Communicating closely with Helen Nation, Brian Brooker, preservation architect, and several volunteers worked behind the scenes to sort through every article found in the home. Early in the process, it was determined that an initial sort of four categories would be performed: Documents, Textiles, Housewares, and Furniture. Separate rooms on the second floor were dedicated as temporary workrooms to house items in each category. Once the initial sorting of contents was complete, more detailed cataloging and accession of each item could begin.

Numerous photographs and negatives found in the house, as well as the incredible memory of Helen Nation, were instrumental in documenting many original aspects of the property such as the picket fence, the well house, the original east porch, the original furnishings, photographs, etc.

Unfortunately, Mrs. Nation passed away in 1999, but restoration work continued with the support of Elizabeth Herbert and Jule Herbert, neice and nephew of Mrs. Nation.

The Society was able to utilize the assistance of individuals from the State Cattle Ranch in Greensboro for work on the grounds. Without these individuals, the grounds of Lyon Hall would not have reached the state of restoration seen today. MCHS volunteers transported workers to and from the cattle ranch each day for more than a year. When the house was initially given to the Historical Society, the grounds were completely overgrown. The existing beds were unearthed and many of the plants were rediscovered. For the efforts of these volunteers we are all eternally grateful.
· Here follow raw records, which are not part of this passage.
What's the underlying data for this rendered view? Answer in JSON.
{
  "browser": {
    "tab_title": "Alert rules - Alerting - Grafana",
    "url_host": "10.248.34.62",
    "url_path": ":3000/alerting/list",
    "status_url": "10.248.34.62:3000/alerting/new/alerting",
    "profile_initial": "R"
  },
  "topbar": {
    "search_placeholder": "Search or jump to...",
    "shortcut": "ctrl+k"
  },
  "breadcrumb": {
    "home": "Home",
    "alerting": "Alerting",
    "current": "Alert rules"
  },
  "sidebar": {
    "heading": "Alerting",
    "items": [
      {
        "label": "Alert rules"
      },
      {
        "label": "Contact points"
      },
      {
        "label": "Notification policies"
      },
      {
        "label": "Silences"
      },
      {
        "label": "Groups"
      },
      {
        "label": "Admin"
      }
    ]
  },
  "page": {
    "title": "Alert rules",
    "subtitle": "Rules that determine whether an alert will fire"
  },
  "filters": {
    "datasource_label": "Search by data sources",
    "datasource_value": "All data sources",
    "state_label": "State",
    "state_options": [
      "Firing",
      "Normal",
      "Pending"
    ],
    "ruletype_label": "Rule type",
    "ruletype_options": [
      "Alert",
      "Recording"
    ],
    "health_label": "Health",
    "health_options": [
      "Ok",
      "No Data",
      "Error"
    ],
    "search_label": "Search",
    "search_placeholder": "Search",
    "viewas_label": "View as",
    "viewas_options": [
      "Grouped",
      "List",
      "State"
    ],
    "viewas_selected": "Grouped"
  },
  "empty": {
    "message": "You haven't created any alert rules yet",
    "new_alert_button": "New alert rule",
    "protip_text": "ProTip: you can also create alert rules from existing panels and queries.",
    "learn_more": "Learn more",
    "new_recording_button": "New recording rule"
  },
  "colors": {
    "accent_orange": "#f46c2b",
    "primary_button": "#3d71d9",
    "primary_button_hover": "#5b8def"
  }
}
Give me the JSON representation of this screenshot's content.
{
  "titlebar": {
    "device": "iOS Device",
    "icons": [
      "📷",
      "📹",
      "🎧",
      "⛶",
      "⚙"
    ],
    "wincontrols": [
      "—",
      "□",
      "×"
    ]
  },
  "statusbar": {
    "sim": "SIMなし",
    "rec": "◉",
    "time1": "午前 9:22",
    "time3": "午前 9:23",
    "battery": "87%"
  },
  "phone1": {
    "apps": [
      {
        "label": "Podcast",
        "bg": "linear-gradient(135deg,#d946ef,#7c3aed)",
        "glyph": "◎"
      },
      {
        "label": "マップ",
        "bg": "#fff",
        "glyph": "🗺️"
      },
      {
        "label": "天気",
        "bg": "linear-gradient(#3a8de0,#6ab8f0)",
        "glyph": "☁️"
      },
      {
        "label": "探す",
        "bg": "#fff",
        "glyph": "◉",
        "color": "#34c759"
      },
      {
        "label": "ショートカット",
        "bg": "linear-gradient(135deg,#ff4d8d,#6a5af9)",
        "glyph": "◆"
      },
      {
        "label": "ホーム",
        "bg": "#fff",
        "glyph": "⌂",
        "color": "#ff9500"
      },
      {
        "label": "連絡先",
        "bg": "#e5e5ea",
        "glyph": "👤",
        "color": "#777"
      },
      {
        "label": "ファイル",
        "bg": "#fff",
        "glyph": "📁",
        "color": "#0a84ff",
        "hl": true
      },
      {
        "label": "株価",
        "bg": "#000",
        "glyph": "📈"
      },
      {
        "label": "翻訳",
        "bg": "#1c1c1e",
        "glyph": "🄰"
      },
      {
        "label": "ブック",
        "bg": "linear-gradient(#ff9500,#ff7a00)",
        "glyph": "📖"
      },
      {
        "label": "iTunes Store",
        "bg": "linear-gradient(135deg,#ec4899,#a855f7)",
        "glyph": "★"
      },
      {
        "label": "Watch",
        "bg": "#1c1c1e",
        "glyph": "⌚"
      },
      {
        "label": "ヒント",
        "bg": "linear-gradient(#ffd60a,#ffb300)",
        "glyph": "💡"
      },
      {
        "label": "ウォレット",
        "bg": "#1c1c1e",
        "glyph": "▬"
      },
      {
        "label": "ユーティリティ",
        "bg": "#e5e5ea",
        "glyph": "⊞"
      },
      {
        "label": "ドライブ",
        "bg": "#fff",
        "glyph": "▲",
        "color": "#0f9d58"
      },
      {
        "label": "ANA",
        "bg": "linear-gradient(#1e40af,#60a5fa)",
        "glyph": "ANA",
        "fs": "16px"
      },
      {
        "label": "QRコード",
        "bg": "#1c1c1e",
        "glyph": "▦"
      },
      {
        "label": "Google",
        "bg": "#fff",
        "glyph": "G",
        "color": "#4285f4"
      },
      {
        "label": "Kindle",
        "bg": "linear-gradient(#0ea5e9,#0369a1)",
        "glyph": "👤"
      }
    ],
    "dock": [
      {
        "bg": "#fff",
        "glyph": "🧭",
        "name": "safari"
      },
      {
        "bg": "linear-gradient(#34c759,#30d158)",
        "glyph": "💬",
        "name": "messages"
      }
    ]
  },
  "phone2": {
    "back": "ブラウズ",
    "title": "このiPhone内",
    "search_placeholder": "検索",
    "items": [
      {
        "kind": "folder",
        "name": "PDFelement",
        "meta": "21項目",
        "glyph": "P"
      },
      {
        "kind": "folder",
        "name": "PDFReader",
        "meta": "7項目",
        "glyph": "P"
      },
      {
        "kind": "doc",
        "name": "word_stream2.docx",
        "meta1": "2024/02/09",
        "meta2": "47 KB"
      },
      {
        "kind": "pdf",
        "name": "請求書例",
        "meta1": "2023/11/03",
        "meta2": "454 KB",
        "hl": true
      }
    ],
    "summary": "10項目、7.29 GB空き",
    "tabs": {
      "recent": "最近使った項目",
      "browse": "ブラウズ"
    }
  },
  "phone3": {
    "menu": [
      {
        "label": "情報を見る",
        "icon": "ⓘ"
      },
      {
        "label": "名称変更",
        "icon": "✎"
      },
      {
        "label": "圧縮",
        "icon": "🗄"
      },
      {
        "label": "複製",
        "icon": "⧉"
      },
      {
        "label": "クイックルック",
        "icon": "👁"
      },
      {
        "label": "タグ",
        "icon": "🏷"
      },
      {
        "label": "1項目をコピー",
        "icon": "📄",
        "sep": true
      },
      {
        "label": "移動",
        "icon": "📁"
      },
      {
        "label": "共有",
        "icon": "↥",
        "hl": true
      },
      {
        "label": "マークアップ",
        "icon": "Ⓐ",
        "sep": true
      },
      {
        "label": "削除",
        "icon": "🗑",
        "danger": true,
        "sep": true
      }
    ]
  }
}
The restoration of Lyon Hall has been, and must continue to be, a community effort. Lyon Hall is open to the public as a house museum and reception hall. Total preservation costs will actually exceed the money presently available, and continued maintenance is an issue of financial concern. The Marengo County Historical Society must continue to rely on its generous members and volunteers to support its preservation efforts such as Lyon Hall.

In memory of her aunt, Annie Gaines Lyon, Helen Nation created The LYON HALL CHARITABLE FOUNDATION. The purpose of this foundation is to ensure the continued restoration of Lyon Hall and its presence in the Demopolis community for generations to come. All gifts to the foundation are tax deductible and support will be welcomed. Please contact the Marengo County Historical Society if you would like to make a contribution to this important cause.